December 15, 2020

My goodness, this is beautiful singing. Bruckner’s Os justi, sung by Tenebrae.

The mouth of the righteous utters wisdom,
and his tongue speaks what is just.
The law of his God is in his heart:
and his feet do not falter.
Alleluia.

Feast of All Souls, 2020

November 3, 2020

Carol of the Bell-thoven!

September 23, 2020

We all know the “Carol of the Bells”, that jaunty but insistent carol that scampers along too rapidly for most of us to sing it. The recurring riff goes like this:

Ding dong! Ding dong! This carol is on my mind because I’ve been listening to Beethoven’s string quartets, and, having reached the late quartets, I’ve been listening in particular to his quartet No.15, Op.132. In the final movement, there is a segment that comes up a few times in which this same riff occurs in the cello part:

Admittedly, it is not quite the same: the first quarter note in each bar of the carol is, in Beethoven, split into two eighth notes, but I don’t hear that. All I hear is the “Carol of the Bells”! I have to say that this is driving me crazy. It’s like finding a hook from a Taylor Swift song in the middle of a Mozart symphony.

If you’d like to hear it yourself, I’ve cued up the sequence in this clip. You should hear it within the first 10 seconds.

See what I mean?
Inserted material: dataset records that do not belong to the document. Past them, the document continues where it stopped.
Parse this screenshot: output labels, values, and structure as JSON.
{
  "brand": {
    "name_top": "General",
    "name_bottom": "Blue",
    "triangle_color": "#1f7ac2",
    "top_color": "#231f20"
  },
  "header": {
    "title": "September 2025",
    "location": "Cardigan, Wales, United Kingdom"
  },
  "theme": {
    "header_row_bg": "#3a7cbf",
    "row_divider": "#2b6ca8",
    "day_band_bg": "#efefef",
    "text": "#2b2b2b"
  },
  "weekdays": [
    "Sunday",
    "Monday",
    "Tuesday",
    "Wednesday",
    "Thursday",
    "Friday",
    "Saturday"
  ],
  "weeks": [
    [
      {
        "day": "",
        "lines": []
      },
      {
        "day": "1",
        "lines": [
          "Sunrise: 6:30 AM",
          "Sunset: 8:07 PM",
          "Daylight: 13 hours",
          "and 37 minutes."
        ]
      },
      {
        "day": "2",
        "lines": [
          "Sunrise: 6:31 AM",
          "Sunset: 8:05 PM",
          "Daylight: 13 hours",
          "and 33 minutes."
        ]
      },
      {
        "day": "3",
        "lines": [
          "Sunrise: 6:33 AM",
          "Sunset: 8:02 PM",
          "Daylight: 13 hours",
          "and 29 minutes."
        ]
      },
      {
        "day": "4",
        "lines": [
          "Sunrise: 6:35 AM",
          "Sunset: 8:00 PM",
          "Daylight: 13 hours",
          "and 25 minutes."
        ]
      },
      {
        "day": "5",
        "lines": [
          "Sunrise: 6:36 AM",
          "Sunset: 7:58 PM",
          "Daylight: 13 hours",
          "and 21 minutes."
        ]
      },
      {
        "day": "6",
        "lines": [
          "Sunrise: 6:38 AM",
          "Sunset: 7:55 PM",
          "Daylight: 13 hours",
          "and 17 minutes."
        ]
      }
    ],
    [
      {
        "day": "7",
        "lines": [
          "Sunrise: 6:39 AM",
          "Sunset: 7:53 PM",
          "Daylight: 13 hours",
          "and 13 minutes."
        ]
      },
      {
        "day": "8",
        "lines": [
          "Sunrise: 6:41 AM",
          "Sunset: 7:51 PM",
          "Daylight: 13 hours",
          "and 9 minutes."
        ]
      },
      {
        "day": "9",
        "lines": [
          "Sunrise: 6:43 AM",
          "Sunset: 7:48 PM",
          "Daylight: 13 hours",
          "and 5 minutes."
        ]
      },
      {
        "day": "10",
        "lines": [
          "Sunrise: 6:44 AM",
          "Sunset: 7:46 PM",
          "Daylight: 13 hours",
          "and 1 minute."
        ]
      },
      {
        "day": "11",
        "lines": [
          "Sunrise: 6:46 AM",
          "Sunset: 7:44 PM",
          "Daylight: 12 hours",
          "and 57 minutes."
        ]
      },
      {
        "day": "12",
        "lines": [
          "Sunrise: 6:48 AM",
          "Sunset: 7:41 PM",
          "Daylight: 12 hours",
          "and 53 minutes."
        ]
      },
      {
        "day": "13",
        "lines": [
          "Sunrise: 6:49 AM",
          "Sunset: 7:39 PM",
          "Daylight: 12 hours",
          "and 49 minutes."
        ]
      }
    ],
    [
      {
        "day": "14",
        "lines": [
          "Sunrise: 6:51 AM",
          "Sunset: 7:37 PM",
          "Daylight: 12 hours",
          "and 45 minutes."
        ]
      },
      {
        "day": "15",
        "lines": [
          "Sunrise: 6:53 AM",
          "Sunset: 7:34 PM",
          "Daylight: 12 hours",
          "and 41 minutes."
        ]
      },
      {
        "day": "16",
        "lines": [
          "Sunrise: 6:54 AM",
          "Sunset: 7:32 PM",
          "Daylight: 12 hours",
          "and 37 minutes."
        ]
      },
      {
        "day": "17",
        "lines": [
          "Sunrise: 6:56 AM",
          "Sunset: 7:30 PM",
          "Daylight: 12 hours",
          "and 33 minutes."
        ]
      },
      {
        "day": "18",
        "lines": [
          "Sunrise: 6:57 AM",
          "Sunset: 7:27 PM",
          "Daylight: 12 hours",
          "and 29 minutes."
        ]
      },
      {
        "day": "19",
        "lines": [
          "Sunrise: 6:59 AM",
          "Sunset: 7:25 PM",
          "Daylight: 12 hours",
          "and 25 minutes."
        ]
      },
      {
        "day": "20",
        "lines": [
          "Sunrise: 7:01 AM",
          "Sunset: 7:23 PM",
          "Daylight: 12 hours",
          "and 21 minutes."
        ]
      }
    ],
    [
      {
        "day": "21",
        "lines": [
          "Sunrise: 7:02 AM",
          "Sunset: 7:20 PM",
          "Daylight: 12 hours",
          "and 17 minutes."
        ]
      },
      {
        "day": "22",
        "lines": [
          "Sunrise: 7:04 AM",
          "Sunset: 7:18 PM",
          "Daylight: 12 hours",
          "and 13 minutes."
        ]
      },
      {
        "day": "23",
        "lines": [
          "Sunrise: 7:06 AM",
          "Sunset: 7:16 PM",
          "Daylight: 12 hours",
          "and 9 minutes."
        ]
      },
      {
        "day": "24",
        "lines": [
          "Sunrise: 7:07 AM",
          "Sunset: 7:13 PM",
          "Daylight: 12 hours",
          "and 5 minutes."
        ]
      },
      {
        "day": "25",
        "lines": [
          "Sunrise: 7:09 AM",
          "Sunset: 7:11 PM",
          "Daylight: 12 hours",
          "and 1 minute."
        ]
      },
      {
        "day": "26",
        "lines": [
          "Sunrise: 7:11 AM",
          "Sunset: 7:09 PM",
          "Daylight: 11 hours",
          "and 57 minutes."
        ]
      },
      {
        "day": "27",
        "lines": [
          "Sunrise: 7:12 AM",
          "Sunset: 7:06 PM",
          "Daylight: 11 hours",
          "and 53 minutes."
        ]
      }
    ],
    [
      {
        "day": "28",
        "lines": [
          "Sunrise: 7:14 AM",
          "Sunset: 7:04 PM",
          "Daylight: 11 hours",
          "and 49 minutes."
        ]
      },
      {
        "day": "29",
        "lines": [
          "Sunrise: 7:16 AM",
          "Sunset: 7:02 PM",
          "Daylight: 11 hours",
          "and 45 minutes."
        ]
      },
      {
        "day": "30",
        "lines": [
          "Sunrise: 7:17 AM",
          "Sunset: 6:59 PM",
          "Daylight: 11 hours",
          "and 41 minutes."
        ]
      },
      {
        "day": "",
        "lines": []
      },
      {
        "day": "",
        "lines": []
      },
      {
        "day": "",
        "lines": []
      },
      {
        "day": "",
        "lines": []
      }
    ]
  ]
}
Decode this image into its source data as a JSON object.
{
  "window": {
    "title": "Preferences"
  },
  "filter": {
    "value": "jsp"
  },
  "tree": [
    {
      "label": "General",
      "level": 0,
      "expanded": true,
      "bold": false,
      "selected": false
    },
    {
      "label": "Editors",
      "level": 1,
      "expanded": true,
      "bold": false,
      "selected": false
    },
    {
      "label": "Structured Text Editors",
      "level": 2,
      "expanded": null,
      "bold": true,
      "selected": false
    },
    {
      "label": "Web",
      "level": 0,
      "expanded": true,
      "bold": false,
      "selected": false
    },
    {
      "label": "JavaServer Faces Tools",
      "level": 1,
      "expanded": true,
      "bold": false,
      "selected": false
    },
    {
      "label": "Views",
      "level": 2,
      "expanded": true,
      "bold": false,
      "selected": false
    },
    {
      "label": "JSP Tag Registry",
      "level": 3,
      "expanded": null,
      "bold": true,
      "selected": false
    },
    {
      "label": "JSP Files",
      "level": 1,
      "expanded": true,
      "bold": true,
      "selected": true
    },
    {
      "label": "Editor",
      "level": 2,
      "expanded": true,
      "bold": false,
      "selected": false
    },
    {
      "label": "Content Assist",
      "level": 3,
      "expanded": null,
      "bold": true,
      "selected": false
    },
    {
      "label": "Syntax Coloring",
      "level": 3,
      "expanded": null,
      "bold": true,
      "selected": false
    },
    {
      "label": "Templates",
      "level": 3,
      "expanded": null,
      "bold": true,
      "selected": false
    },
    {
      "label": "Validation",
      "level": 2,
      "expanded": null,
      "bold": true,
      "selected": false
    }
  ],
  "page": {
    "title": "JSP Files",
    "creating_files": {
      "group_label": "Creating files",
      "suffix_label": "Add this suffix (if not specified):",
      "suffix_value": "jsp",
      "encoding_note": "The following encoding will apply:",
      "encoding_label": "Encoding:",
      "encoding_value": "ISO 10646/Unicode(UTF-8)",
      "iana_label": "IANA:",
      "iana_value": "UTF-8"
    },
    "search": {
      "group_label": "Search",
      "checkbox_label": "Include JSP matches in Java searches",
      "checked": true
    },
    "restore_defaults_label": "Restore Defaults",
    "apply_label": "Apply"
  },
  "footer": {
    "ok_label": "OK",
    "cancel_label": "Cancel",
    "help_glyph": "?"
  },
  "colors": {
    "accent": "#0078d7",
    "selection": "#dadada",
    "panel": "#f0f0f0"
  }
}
Even if one seems to hear words of good cheer from ev’rywhere, filling the air, it’s still annoying as all get out.